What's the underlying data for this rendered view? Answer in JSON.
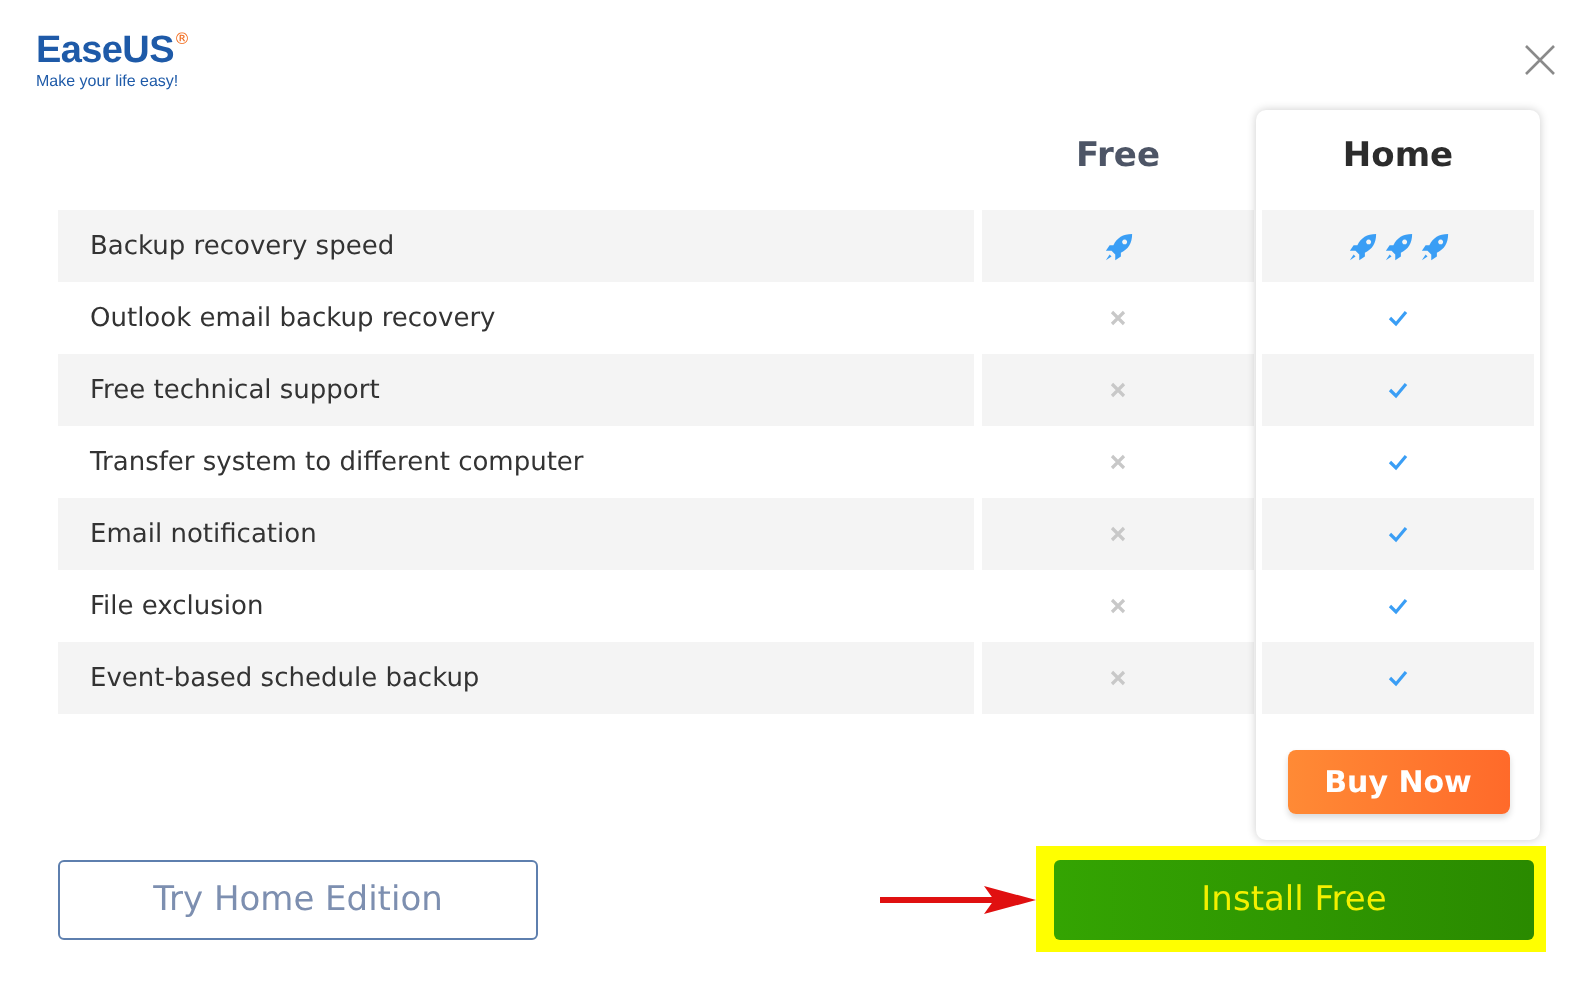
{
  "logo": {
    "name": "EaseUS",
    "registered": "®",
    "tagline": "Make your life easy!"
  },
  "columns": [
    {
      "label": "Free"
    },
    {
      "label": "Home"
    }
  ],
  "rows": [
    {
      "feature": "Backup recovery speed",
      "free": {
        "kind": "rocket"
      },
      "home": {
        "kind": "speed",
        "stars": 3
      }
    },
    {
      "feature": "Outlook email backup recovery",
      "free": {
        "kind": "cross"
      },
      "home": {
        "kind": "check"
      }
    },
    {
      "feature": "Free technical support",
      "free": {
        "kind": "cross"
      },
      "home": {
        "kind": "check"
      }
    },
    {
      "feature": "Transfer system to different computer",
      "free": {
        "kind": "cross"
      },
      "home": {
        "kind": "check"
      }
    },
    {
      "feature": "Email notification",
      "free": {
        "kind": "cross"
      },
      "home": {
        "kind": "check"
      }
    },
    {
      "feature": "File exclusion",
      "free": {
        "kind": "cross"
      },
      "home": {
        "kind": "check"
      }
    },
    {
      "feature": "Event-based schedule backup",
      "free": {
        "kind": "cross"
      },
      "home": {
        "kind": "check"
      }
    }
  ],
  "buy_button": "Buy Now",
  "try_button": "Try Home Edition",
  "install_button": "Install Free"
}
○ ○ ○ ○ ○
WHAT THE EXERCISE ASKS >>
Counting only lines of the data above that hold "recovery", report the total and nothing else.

TASK SOLUTION >>
2